Pink Green And Blue
Tina M Wenger
Photograph - Prints Of Photographs
A flower, sometimes known as a bloom or blossom, is the reproductive structure found in flowering plants (plants of the division Magnoliophyta, also called angiosperms). The biological function of a flower is to effect reproduction, usually by providing a mechanism for the union of sperm with eggs. Flowers may facilitate outcrossing (fusion of sperm and eggs from different individuals in a population) or allow selfing (fusion of sperm and egg from the same flower). Some flowers produce diaspores without fertilization (parthenocarpy). Flowers contain sporangia and are the site where gametophytes develop. Flowers give rise to fruit and seeds. Many flowers have evolved to be attractive to animals, so as to cause them to be vectors for the transfer of pollen.
In addition to facilitating the reproduction of flowering plants, flowers have long been admired and used by humans to beautify their environment, and also as objects of romance, ritual, religion, medicine and as a source of food.
The principal purpose of a flower is the reproduction of the individual and the species.

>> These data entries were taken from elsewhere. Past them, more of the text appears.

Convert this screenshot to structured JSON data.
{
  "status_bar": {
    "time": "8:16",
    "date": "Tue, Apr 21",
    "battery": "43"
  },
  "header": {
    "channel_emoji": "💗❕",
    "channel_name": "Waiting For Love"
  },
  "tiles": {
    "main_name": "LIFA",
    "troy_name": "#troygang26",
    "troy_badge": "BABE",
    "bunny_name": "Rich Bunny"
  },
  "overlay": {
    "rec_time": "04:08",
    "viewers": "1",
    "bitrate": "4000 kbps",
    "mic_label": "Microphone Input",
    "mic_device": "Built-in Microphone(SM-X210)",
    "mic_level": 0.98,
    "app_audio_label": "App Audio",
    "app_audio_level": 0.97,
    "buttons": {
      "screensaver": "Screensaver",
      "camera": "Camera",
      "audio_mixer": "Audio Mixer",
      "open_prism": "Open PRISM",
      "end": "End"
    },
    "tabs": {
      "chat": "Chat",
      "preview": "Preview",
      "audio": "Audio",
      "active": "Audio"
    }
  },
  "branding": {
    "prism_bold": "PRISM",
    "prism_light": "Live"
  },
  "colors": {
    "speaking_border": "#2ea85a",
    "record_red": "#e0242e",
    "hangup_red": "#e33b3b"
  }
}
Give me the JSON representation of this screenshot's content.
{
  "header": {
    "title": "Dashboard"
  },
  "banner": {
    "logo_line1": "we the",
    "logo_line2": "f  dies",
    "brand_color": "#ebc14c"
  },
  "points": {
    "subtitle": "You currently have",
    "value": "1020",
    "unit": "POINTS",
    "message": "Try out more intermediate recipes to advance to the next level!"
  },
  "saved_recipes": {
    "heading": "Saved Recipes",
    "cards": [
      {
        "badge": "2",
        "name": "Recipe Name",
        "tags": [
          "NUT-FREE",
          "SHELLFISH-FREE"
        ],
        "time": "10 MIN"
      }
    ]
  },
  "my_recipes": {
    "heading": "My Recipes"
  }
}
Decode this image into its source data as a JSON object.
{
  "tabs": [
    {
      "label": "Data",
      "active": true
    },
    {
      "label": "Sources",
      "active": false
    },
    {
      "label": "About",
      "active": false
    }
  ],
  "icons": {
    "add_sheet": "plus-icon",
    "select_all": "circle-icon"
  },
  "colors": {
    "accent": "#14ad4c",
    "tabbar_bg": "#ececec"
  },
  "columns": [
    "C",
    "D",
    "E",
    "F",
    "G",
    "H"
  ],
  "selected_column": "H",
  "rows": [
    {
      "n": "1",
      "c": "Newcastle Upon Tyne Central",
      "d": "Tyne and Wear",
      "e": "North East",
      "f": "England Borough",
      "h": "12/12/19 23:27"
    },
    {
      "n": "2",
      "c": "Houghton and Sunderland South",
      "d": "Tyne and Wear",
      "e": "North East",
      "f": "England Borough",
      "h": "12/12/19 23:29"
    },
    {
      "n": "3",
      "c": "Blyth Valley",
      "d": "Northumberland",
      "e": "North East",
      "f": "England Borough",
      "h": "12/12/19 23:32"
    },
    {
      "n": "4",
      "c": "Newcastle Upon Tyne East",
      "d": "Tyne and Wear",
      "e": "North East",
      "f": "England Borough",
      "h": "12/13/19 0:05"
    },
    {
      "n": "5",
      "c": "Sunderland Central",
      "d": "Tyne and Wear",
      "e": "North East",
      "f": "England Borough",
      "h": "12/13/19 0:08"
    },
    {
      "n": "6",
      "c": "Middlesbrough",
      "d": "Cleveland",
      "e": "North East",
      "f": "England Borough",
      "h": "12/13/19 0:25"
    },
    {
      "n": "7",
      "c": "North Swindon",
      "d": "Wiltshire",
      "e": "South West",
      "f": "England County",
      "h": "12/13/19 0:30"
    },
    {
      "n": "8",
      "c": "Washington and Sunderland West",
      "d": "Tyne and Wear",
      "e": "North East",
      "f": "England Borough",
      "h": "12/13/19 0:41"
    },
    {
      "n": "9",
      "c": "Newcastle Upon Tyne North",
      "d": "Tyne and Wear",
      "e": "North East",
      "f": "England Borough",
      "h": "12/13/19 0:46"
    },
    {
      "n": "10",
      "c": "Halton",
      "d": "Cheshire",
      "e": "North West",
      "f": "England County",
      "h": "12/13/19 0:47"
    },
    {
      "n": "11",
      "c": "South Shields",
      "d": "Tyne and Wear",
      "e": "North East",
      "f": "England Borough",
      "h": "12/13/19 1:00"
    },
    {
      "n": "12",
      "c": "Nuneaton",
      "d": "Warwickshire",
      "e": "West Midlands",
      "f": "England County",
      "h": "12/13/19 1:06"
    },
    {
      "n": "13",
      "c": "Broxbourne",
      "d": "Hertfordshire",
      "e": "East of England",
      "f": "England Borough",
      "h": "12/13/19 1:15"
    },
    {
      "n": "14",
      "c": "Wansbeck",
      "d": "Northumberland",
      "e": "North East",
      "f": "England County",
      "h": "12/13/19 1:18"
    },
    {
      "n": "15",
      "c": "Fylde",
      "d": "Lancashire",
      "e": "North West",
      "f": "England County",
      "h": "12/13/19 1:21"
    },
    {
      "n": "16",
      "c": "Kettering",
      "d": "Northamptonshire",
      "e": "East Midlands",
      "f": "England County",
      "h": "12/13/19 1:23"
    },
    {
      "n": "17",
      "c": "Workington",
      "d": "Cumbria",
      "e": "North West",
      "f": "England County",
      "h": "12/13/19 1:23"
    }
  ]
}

All flowering plants are heterosporous, producing two types of spores. Microspores are produced by meiosis inside anthers while megaspores are produced inside ovules, inside an ovary. In fact, anthers typically consist of four microsporangia and an ovule is an integumented megasporangium. Both types of spores develop into gametophytes inside sporangia. As with all heterosporous plants, the gametophytes also develop inside the spores (are endosporic).
In the majority of species, individual flowers have both functional carpels and stamens. Botanists describe these flowers as being perfect or bisexual and the species as hermaphroditic. Some flowers lack one or the other reproductive organ and called imperfect or unisexual If unisex flowers are found on the same individual plant but in different locations, the species is said to be monoecious. If each type of unisex flower is found only on separate individuals, the plant is dioecious
Many flowers have important symbolic meanings in Western culture. The practice of assigning meanings to flowers is known as floriography. Some of the more common examples include:
Red roses are given as a symbol of love, beauty, and passion.
Poppies are a symbol of consolation in time of death. In the United Kingdom, New Zealand, Australia and Canada, red poppies are worn to commemorate soldiers who have died in times of war.
Irises/Lily are used in burials as a symbol referring to "resurrection/life". It is also associated with stars (sun) and its petals blooming/shining.
Daisies are a symbol of innocence.
October 13th, 2013
Viewed 1 Time - Last Visitor from Kiez, 12 - Germany on 10/13/2013 at 3:41 PM